— The Battle for Kentucky October 8, 1862 —
About 4 PM on October 8, Colonel Samuel Powell was ordered to move his brigade westward and discover how many Federal troops were stationed west of Perryville. His 1,000-man force dutifully advanced along the Springfield Pike (today US 150 and 4th Street), and ran headlong into the 22,000 men of Acting Major General Charles C. Gilbert's III Corps. Gilbert's command, idle for most of the day, reacted to this probe with fury and soon sent Powell's men scurrying back info Perryville with Federal troops in hot pursuit.
The pursuing Federals belonged to Colonel William P. Carlin's brigade of Brigadier General Robert B. Mitchell's 9th Division. Carlin was an experienced and aggressive officer, and pushed his command forward with vigor. The Confederates realized that the safest course was to retire across the Chaplin River and Brigadier General Preston Smith's brigade, the last Confederate reserve, hurried forward to cover Powell's withdrawal.
Carlin placed 4 cannon of the 2nd Minnesota Battery on a ridge overlooking town (at the site of present-day Perryville Elementary School). The Federal guns shelled the Confederate troops as they tried to cross the river via the covered Second Street Bridge (site of today's modern highway bridge) or the causeway at Third Street (site of today's pedestrian bridge). Confederate batteries on the heights east of town began shelling the Federal guns, and artillery rained all over Perryville. Several structures suffered severe damage in the crossfire, and some buildings near the two bridges (including right where you are standing) caught fire.
The Federal infantry then moved into town, led by the 21st Illinois. Carlin's men secured the western part of Perryville, while the Confederates retired eastward. A private in the 1st Arkansas recalled the Federals making "a terrible assault from behind the houses."
Mitchell sensed a great opportunity and wanted to occupy Perryville with more troops, but Gilbert intervened and directed the 9th Division to hold back. The Federal high command still believed that Bragg had more men on the field, and Gilbert feared a trap. The opportunity passed, and Carlin pulled most of his forces back to Perryville's western outskirts. Firing continued into the night; in the darkness, 15 Confederate ammunition wagons and 68 men were captured.

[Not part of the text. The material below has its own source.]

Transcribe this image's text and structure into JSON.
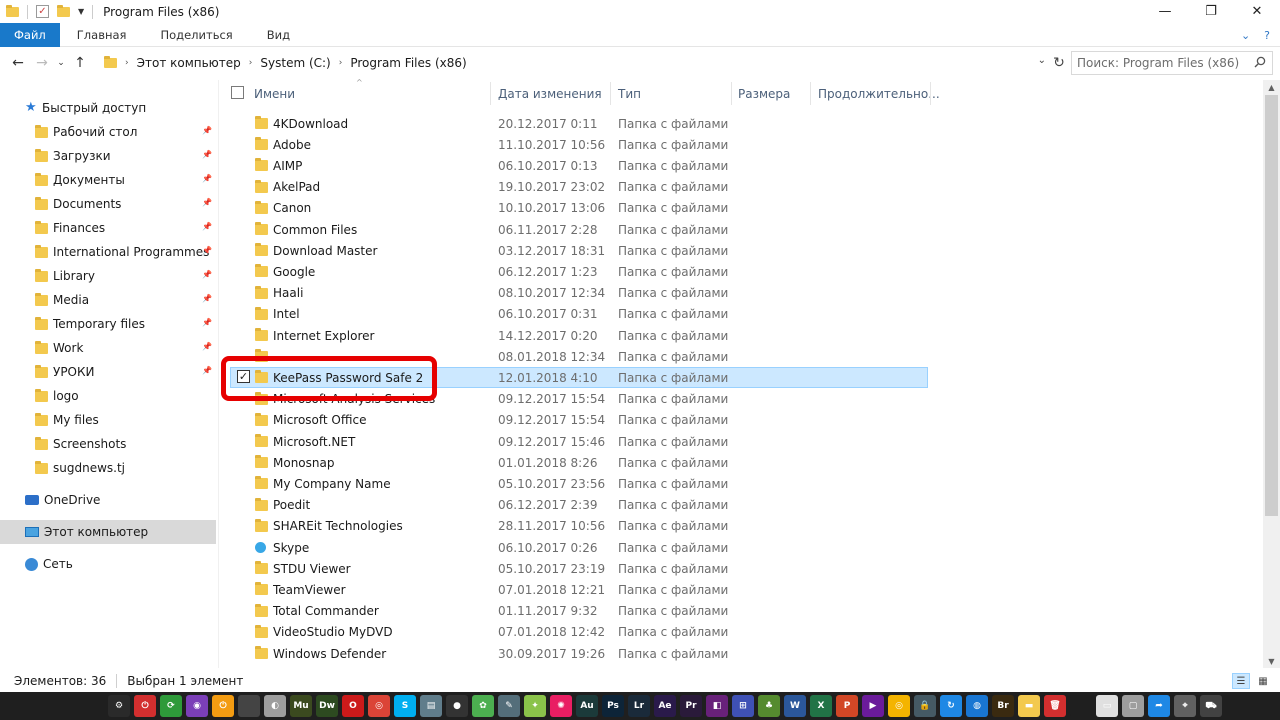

This action ended the Battle of Perryville.
"Advance and if you meet the enemy, overpower him."
Colonel William P. Carlin to Colonel Hans C. Heg, 15th Wisconsin Infantry
"The Yankees planted a battery and turned it on the town?when we got to the street [Second Street] the Yankees got our range?the shells came thick and went through many of the houses. We stayed there a few minutes, then they called us to order. We went in double quick time down the street. We got out of town."
Private Richard Wharton, 154th Veteran Tennessee Infantry